Page and application data records:
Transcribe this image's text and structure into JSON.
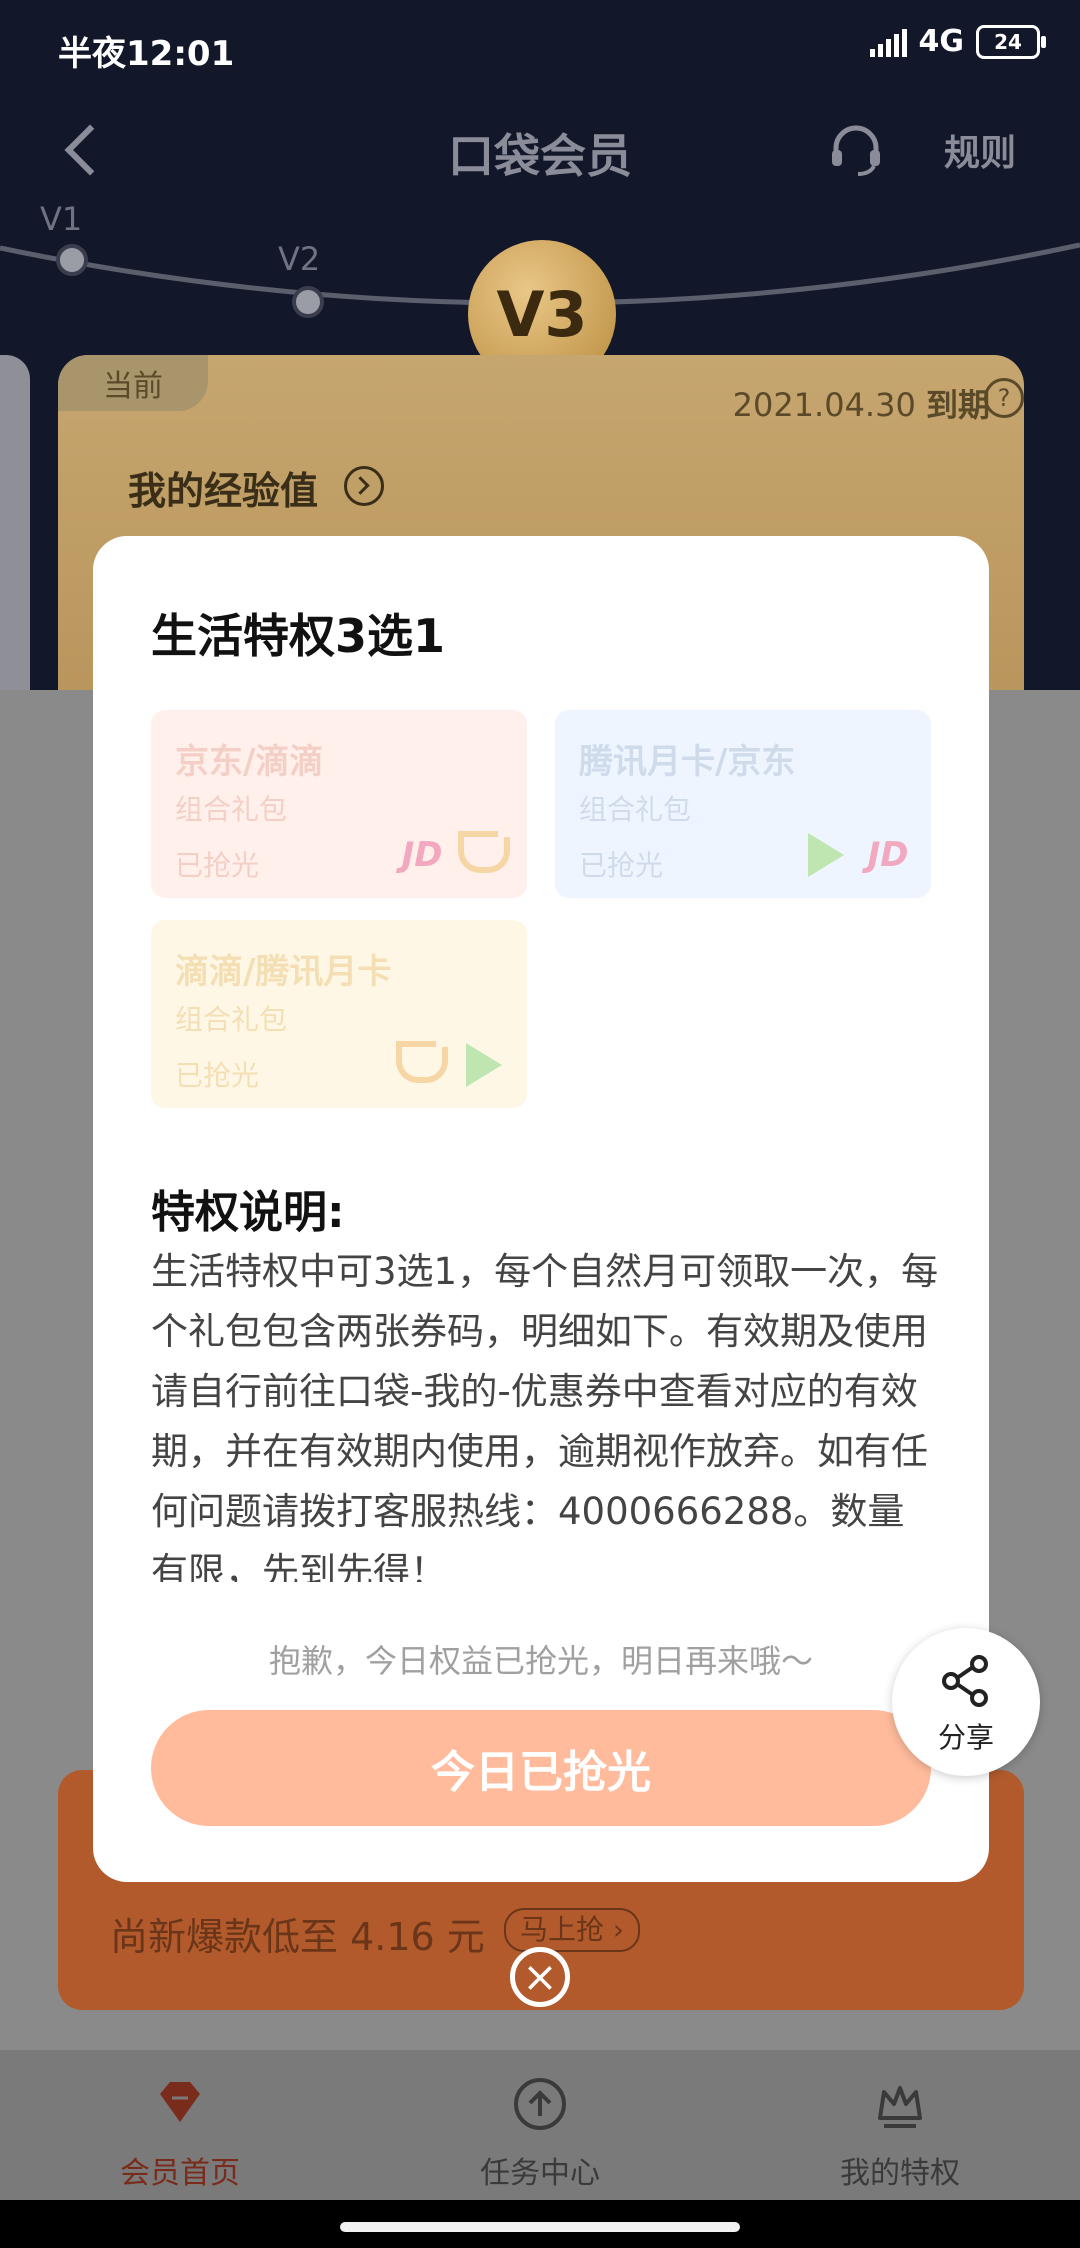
{
  "status_bar": {
    "time": "半夜12:01",
    "network": "4G",
    "battery": "24"
  },
  "header": {
    "title": "口袋会员",
    "rules_label": "规则"
  },
  "levels": {
    "v1": "V1",
    "v2": "V2",
    "current": "V3"
  },
  "member_card": {
    "current_tag": "当前",
    "expiry_date": "2021.04.30",
    "expiry_suffix": "到期",
    "exp_label": "我的经验值"
  },
  "promo": {
    "subtitle": "尚新爆款低至 4.16 元",
    "button": "马上抢 ›"
  },
  "tabbar": {
    "items": [
      {
        "label": "会员首页"
      },
      {
        "label": "任务中心"
      },
      {
        "label": "我的特权"
      }
    ]
  },
  "modal": {
    "title": "生活特权3选1",
    "gifts": [
      {
        "name": "京东/滴滴",
        "sub": "组合礼包",
        "state": "已抢光"
      },
      {
        "name": "腾讯月卡/京东",
        "sub": "组合礼包",
        "state": "已抢光"
      },
      {
        "name": "滴滴/腾讯月卡",
        "sub": "组合礼包",
        "state": "已抢光"
      }
    ],
    "logo_jd": "JD",
    "desc_title": "特权说明:",
    "desc_body": "生活特权中可3选1，每个自然月可领取一次，每个礼包包含两张券码，明细如下。有效期及使用请自行前往口袋-我的-优惠券中查看对应的有效期，并在有效期内使用，逾期视作放弃。如有任何问题请拨打客服热线：4000666288。数量有限，先到先得！",
    "notice": "抱歉，今日权益已抢光，明日再来哦～",
    "cta": "今日已抢光"
  },
  "share": {
    "label": "分享"
  },
  "colors": {
    "cta": "#ffbb9c",
    "hero_bg": "#13172a",
    "accent": "#7a2c1c"
  }
}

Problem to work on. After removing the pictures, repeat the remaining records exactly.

The answer.
Transcribe this image's text and structure into JSON.
{
  "status_bar": {
    "time": "半夜12:01",
    "network": "4G",
    "battery": "24"
  },
  "header": {
    "title": "口袋会员",
    "rules_label": "规则"
  },
  "levels": {
    "v1": "V1",
    "v2": "V2",
    "current": "V3"
  },
  "member_card": {
    "current_tag": "当前",
    "expiry_date": "2021.04.30",
    "expiry_suffix": "到期",
    "exp_label": "我的经验值"
  },
  "promo": {
    "subtitle": "尚新爆款低至 4.16 元",
    "button": "马上抢 ›"
  },
  "tabbar": {
    "items": [
      {
        "label": "会员首页"
      },
      {
        "label": "任务中心"
      },
      {
        "label": "我的特权"
      }
    ]
  },
  "modal": {
    "title": "生活特权3选1",
    "gifts": [
      {
        "name": "京东/滴滴",
        "sub": "组合礼包",
        "state": "已抢光"
      },
      {
        "name": "腾讯月卡/京东",
        "sub": "组合礼包",
        "state": "已抢光"
      },
      {
        "name": "滴滴/腾讯月卡",
        "sub": "组合礼包",
        "state": "已抢光"
      }
    ],
    "logo_jd": "JD",
    "desc_title": "特权说明:",
    "desc_body": "生活特权中可3选1，每个自然月可领取一次，每个礼包包含两张券码，明细如下。有效期及使用请自行前往口袋-我的-优惠券中查看对应的有效期，并在有效期内使用，逾期视作放弃。如有任何问题请拨打客服热线：4000666288。数量有限，先到先得！",
    "notice": "抱歉，今日权益已抢光，明日再来哦～",
    "cta": "今日已抢光"
  },
  "share": {
    "label": "分享"
  },
  "colors": {
    "cta": "#ffbb9c",
    "hero_bg": "#13172a",
    "accent": "#7a2c1c"
  }
}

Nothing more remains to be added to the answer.